═══ Provided records

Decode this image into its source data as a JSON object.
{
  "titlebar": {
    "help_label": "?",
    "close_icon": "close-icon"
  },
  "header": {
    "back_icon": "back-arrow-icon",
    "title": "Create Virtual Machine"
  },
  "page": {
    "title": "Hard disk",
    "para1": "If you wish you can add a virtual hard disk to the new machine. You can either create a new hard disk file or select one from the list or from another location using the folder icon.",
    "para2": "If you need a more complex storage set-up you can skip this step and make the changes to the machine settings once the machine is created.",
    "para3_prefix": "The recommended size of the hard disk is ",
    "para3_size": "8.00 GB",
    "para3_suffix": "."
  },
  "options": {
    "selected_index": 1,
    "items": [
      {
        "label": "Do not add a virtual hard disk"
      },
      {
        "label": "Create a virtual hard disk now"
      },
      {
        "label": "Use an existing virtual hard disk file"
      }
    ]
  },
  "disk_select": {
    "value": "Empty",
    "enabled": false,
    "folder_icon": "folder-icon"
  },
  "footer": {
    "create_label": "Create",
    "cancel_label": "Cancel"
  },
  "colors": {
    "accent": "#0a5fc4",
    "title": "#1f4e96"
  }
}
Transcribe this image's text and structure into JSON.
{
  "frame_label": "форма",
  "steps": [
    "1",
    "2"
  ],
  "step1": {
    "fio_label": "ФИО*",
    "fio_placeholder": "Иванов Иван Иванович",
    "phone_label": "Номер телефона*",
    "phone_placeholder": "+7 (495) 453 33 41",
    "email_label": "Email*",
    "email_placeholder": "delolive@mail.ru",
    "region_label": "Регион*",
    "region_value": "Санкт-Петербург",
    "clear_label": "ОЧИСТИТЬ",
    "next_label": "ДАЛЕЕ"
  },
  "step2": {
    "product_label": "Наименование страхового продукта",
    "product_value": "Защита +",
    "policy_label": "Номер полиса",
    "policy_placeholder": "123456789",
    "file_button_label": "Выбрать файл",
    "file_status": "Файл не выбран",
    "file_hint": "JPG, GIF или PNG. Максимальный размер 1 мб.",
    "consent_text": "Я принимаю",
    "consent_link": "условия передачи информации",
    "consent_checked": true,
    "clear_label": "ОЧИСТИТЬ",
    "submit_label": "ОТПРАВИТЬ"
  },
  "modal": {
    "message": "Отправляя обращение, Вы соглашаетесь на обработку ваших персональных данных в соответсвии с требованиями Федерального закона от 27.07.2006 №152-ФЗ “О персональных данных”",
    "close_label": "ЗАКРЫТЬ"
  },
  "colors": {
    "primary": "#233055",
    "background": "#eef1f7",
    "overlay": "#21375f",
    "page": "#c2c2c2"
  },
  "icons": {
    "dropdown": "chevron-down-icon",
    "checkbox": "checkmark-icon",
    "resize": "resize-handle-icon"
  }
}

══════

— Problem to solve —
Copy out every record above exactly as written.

— Solution to this exercise —
Decode this image into its source data as a JSON object.
{
  "titlebar": {
    "help_label": "?",
    "close_icon": "close-icon"
  },
  "header": {
    "back_icon": "back-arrow-icon",
    "title": "Create Virtual Machine"
  },
  "page": {
    "title": "Hard disk",
    "para1": "If you wish you can add a virtual hard disk to the new machine. You can either create a new hard disk file or select one from the list or from another location using the folder icon.",
    "para2": "If you need a more complex storage set-up you can skip this step and make the changes to the machine settings once the machine is created.",
    "para3_prefix": "The recommended size of the hard disk is ",
    "para3_size": "8.00 GB",
    "para3_suffix": "."
  },
  "options": {
    "selected_index": 1,
    "items": [
      {
        "label": "Do not add a virtual hard disk"
      },
      {
        "label": "Create a virtual hard disk now"
      },
      {
        "label": "Use an existing virtual hard disk file"
      }
    ]
  },
  "disk_select": {
    "value": "Empty",
    "enabled": false,
    "folder_icon": "folder-icon"
  },
  "footer": {
    "create_label": "Create",
    "cancel_label": "Cancel"
  },
  "colors": {
    "accent": "#0a5fc4",
    "title": "#1f4e96"
  }
}
Transcribe this image's text and structure into JSON.
{
  "frame_label": "форма",
  "steps": [
    "1",
    "2"
  ],
  "step1": {
    "fio_label": "ФИО*",
    "fio_placeholder": "Иванов Иван Иванович",
    "phone_label": "Номер телефона*",
    "phone_placeholder": "+7 (495) 453 33 41",
    "email_label": "Email*",
    "email_placeholder": "delolive@mail.ru",
    "region_label": "Регион*",
    "region_value": "Санкт-Петербург",
    "clear_label": "ОЧИСТИТЬ",
    "next_label": "ДАЛЕЕ"
  },
  "step2": {
    "product_label": "Наименование страхового продукта",
    "product_value": "Защита +",
    "policy_label": "Номер полиса",
    "policy_placeholder": "123456789",
    "file_button_label": "Выбрать файл",
    "file_status": "Файл не выбран",
    "file_hint": "JPG, GIF или PNG. Максимальный размер 1 мб.",
    "consent_text": "Я принимаю",
    "consent_link": "условия передачи информации",
    "consent_checked": true,
    "clear_label": "ОЧИСТИТЬ",
    "submit_label": "ОТПРАВИТЬ"
  },
  "modal": {
    "message": "Отправляя обращение, Вы соглашаетесь на обработку ваших персональных данных в соответсвии с требованиями Федерального закона от 27.07.2006 №152-ФЗ “О персональных данных”",
    "close_label": "ЗАКРЫТЬ"
  },
  "colors": {
    "primary": "#233055",
    "background": "#eef1f7",
    "overlay": "#21375f",
    "page": "#c2c2c2"
  },
  "icons": {
    "dropdown": "chevron-down-icon",
    "checkbox": "checkmark-icon",
    "resize": "resize-handle-icon"
  }
}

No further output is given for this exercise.